Riding the Delta wave

Is this how we get to "herd immunity"?

It’s been awhile.

My last post was 2 months ago. At that time, I was feeling pretty good. Cases were dropping, hospitalizations were dropping. My father came and went for a visit. There were distant rumblings about some variant out in India that was causing a lot of disease, but it was far away in a land without a lot of vaccine.

That variant B.1.617.2 , renamed Delta (sorry, Delta Air Lines), has now become the dominant variant in the United States, with breathtaking speed. And for good reason—Delta has 1000 times more infectious viral particles in the noses of infected individuals than the original strains of SARS-CoV-2 (COVID-19), and period of infectiousness is much earlier than with the original strain. Researchers in Guangdong, China started tracking Delta in May, 2021, and found that peak infectiousness shifted from 7 days to 3 days.

This adds up to a potent variant that will spread more widely and quickly than other strains. That’s the bad news.

The almost unbelievably great news is that the vaccines distributed in the USA from Pfizer/BioNTech, Moderna and Johnson & Johnson are still highly protective against severe disease. About 99% of recent deaths, including from Delta variant, are in people who are not fully immunized.

So what does this mean if you are immunized? It means you are more likely to catch COVID-19 from the Delta variant, especially if you live amongst many unimmunized individuals, than you were from the previous variants. However, you are still protected from the most serious consequences (hospitalization/death). Unfortunately, immunized people may be more likely to transmit Delta than previous variants—theoretically. In a previous post, I asked, “What do people really want?” from their vaccines. This was before the CDC said unvaccinated people no longer needed to mask in most situations. (We still require masks in the healthcare setting where I work—the consequences of transmission to our vulnerable patients is just too high.) The best reason to get vaccinated is to not die. The next best reason to get vaccinated is that it may reduce your risk of passing disease to others.

For people who are not vaccinated, and never infected, the chances of catching COVID-19 have gone way up. It is known that about 10% of the US has tested positive, and highly likely that many more (probably more than 20%) have been infected but not tested. Almost 50% of all Americans are fully vaccinated. While it is likely there is quite a bit of overlap between immunized and previously infected people, the rise of cases in the USA over the last few weeks suggests we are not yet at “herd immunity”.

So how does this end? SARS-CoV-2 has shown itself to be a wily foe—able to mutate into more transmissible forms. However, to date, it has not mutated into a significantly more lethal form, nor able to significantly pierce immunity provided by vaccines. While there was concern that the variant first seen in Brazil, formerly P-1, now called Gamma, could get past the immune system in people who recovered from previous infection from COVID-19, the vaccines still seem to be effective against that strain as well.

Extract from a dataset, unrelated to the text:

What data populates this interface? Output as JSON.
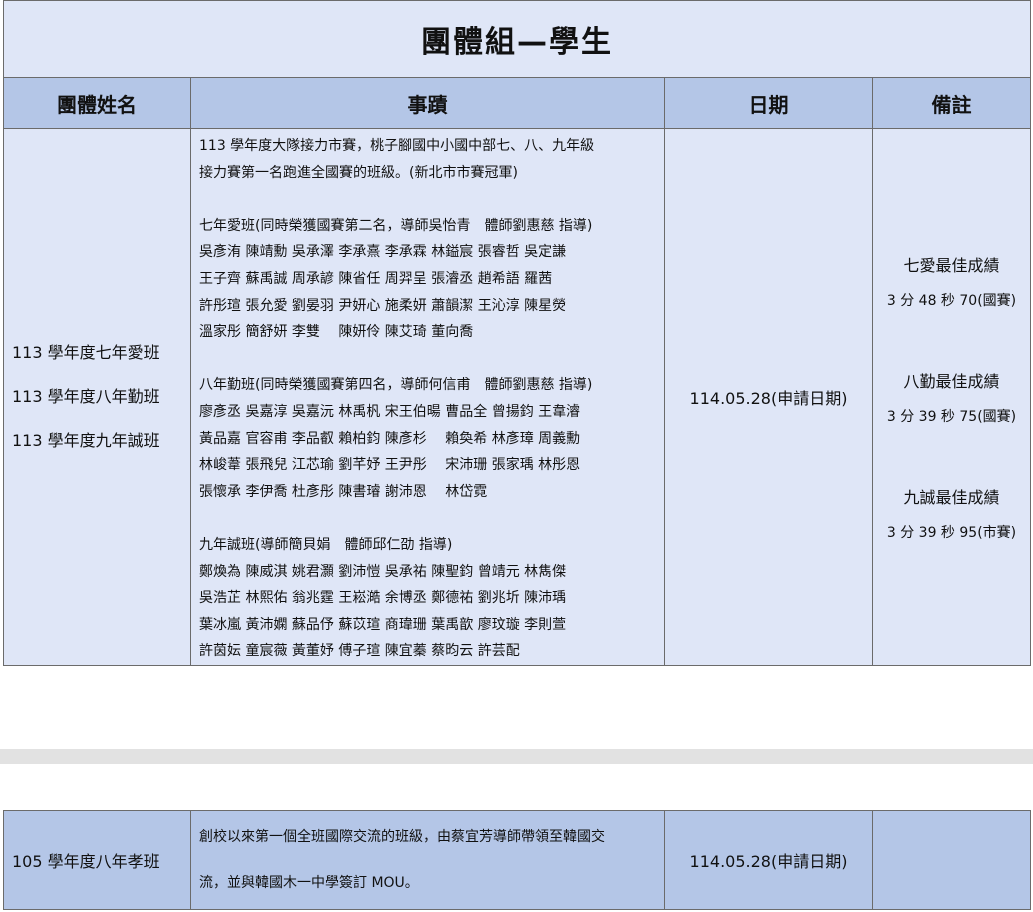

My expectation is that we have now entered a hybrid experiment—a combination of the unfettered transmission proposed by the Great Barrington Declaration folks, and the powerful protection against severe disease from the vaccines—possibly with boosters in the near future, especially for immunocompromised people. Most at risk in this experiment is children, for whom no vaccine has been approved and we know can catch and transmit disease, and those adults in their lives, especially those who are immunocompromised. Those communities will still need to mask, test and receive monoclonal antibodies as soon as they know they are infected.

I expect that by summer of 2022, most will have either been immunized or infected, and that COVID-19 will continue to circulate in low numbers in the community. I don’t expect shutdowns again, nor will most places put in mask mandates. However, those who are immunocompromised, or live with people who are immunocompromised, may want to hunker down for the next few months, mask up when in public, and have a strategy to get tested should they be exposed or have symptoms of COVID-19.

For those of a certain age, who remember Hill Street Blues—